◆ TASK STATEMENT ◆
Reproduce the entries so that every line matches the original exactly.

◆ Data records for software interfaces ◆
|---|

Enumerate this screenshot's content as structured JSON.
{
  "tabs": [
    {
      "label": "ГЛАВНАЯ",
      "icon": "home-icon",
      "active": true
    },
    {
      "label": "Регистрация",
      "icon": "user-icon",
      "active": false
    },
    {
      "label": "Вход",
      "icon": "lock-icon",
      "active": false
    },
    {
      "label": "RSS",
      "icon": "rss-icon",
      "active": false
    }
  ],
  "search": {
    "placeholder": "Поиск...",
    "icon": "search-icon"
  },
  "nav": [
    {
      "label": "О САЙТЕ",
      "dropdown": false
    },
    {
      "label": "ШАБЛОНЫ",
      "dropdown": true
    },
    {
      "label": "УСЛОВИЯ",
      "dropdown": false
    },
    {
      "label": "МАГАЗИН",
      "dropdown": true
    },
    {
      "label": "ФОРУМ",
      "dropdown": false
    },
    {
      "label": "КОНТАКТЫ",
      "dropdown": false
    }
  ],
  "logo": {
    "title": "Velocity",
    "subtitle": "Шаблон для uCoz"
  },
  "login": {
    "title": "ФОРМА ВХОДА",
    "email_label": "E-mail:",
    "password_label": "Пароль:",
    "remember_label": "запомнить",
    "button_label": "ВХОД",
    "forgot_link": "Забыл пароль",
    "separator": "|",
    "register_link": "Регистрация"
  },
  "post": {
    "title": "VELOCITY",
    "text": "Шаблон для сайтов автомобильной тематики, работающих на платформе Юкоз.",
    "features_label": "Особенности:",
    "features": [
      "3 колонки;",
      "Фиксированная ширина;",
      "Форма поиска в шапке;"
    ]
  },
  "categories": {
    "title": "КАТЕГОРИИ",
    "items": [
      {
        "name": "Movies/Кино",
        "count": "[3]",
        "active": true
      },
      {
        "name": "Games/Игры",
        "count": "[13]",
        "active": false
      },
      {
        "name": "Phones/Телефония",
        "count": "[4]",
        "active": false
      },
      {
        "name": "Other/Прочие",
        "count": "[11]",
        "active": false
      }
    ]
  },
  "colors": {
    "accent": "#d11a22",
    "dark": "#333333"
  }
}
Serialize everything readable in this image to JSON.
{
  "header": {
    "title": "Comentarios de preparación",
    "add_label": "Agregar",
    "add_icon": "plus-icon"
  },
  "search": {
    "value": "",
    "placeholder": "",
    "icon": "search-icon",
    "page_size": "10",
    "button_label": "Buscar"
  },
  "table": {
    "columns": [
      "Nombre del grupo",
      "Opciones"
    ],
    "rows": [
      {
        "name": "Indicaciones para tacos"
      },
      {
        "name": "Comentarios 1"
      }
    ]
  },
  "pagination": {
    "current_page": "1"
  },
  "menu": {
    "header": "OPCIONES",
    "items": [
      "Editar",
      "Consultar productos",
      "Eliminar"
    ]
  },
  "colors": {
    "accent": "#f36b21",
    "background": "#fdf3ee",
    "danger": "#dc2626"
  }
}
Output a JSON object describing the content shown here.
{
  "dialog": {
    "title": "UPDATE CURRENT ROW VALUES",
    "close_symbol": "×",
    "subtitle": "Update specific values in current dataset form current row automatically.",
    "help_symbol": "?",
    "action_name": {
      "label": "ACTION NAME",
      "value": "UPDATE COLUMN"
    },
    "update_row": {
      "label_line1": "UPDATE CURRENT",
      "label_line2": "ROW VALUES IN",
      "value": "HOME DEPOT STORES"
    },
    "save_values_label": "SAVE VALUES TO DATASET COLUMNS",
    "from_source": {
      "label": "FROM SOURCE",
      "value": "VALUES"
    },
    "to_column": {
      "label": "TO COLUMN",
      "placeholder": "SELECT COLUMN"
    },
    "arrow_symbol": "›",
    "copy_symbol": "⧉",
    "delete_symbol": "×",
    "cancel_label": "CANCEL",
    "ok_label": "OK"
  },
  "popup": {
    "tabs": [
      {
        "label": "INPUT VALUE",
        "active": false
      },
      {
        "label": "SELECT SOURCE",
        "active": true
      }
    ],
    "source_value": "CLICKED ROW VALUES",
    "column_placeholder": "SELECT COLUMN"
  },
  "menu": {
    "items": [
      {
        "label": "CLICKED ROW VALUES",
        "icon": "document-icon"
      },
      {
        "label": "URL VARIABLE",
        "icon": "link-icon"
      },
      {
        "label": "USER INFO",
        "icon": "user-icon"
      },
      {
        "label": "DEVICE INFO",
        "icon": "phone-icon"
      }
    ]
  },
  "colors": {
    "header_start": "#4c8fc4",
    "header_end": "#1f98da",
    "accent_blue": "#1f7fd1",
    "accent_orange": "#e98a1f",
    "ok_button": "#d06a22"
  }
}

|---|

◆ ANSWER SECTION ◆
Enumerate this screenshot's content as structured JSON.
{
  "tabs": [
    {
      "label": "ГЛАВНАЯ",
      "icon": "home-icon",
      "active": true
    },
    {
      "label": "Регистрация",
      "icon": "user-icon",
      "active": false
    },
    {
      "label": "Вход",
      "icon": "lock-icon",
      "active": false
    },
    {
      "label": "RSS",
      "icon": "rss-icon",
      "active": false
    }
  ],
  "search": {
    "placeholder": "Поиск...",
    "icon": "search-icon"
  },
  "nav": [
    {
      "label": "О САЙТЕ",
      "dropdown": false
    },
    {
      "label": "ШАБЛОНЫ",
      "dropdown": true
    },
    {
      "label": "УСЛОВИЯ",
      "dropdown": false
    },
    {
      "label": "МАГАЗИН",
      "dropdown": true
    },
    {
      "label": "ФОРУМ",
      "dropdown": false
    },
    {
      "label": "КОНТАКТЫ",
      "dropdown": false
    }
  ],
  "logo": {
    "title": "Velocity",
    "subtitle": "Шаблон для uCoz"
  },
  "login": {
    "title": "ФОРМА ВХОДА",
    "email_label": "E-mail:",
    "password_label": "Пароль:",
    "remember_label": "запомнить",
    "button_label": "ВХОД",
    "forgot_link": "Забыл пароль",
    "separator": "|",
    "register_link": "Регистрация"
  },
  "post": {
    "title": "VELOCITY",
    "text": "Шаблон для сайтов автомобильной тематики, работающих на платформе Юкоз.",
    "features_label": "Особенности:",
    "features": [
      "3 колонки;",
      "Фиксированная ширина;",
      "Форма поиска в шапке;"
    ]
  },
  "categories": {
    "title": "КАТЕГОРИИ",
    "items": [
      {
        "name": "Movies/Кино",
        "count": "[3]",
        "active": true
      },
      {
        "name": "Games/Игры",
        "count": "[13]",
        "active": false
      },
      {
        "name": "Phones/Телефония",
        "count": "[4]",
        "active": false
      },
      {
        "name": "Other/Прочие",
        "count": "[11]",
        "active": false
      }
    ]
  },
  "colors": {
    "accent": "#d11a22",
    "dark": "#333333"
  }
}
Serialize everything readable in this image to JSON.
{
  "header": {
    "title": "Comentarios de preparación",
    "add_label": "Agregar",
    "add_icon": "plus-icon"
  },
  "search": {
    "value": "",
    "placeholder": "",
    "icon": "search-icon",
    "page_size": "10",
    "button_label": "Buscar"
  },
  "table": {
    "columns": [
      "Nombre del grupo",
      "Opciones"
    ],
    "rows": [
      {
        "name": "Indicaciones para tacos"
      },
      {
        "name": "Comentarios 1"
      }
    ]
  },
  "pagination": {
    "current_page": "1"
  },
  "menu": {
    "header": "OPCIONES",
    "items": [
      "Editar",
      "Consultar productos",
      "Eliminar"
    ]
  },
  "colors": {
    "accent": "#f36b21",
    "background": "#fdf3ee",
    "danger": "#dc2626"
  }
}
Output a JSON object describing the content shown here.
{
  "dialog": {
    "title": "UPDATE CURRENT ROW VALUES",
    "close_symbol": "×",
    "subtitle": "Update specific values in current dataset form current row automatically.",
    "help_symbol": "?",
    "action_name": {
      "label": "ACTION NAME",
      "value": "UPDATE COLUMN"
    },
    "update_row": {
      "label_line1": "UPDATE CURRENT",
      "label_line2": "ROW VALUES IN",
      "value": "HOME DEPOT STORES"
    },
    "save_values_label": "SAVE VALUES TO DATASET COLUMNS",
    "from_source": {
      "label": "FROM SOURCE",
      "value": "VALUES"
    },
    "to_column": {
      "label": "TO COLUMN",
      "placeholder": "SELECT COLUMN"
    },
    "arrow_symbol": "›",
    "copy_symbol": "⧉",
    "delete_symbol": "×",
    "cancel_label": "CANCEL",
    "ok_label": "OK"
  },
  "popup": {
    "tabs": [
      {
        "label": "INPUT VALUE",
        "active": false
      },
      {
        "label": "SELECT SOURCE",
        "active": true
      }
    ],
    "source_value": "CLICKED ROW VALUES",
    "column_placeholder": "SELECT COLUMN"
  },
  "menu": {
    "items": [
      {
        "label": "CLICKED ROW VALUES",
        "icon": "document-icon"
      },
      {
        "label": "URL VARIABLE",
        "icon": "link-icon"
      },
      {
        "label": "USER INFO",
        "icon": "user-icon"
      },
      {
        "label": "DEVICE INFO",
        "icon": "phone-icon"
      }
    ]
  },
  "colors": {
    "header_start": "#4c8fc4",
    "header_end": "#1f98da",
    "accent_blue": "#1f7fd1",
    "accent_orange": "#e98a1f",
    "ok_button": "#d06a22"
  }
}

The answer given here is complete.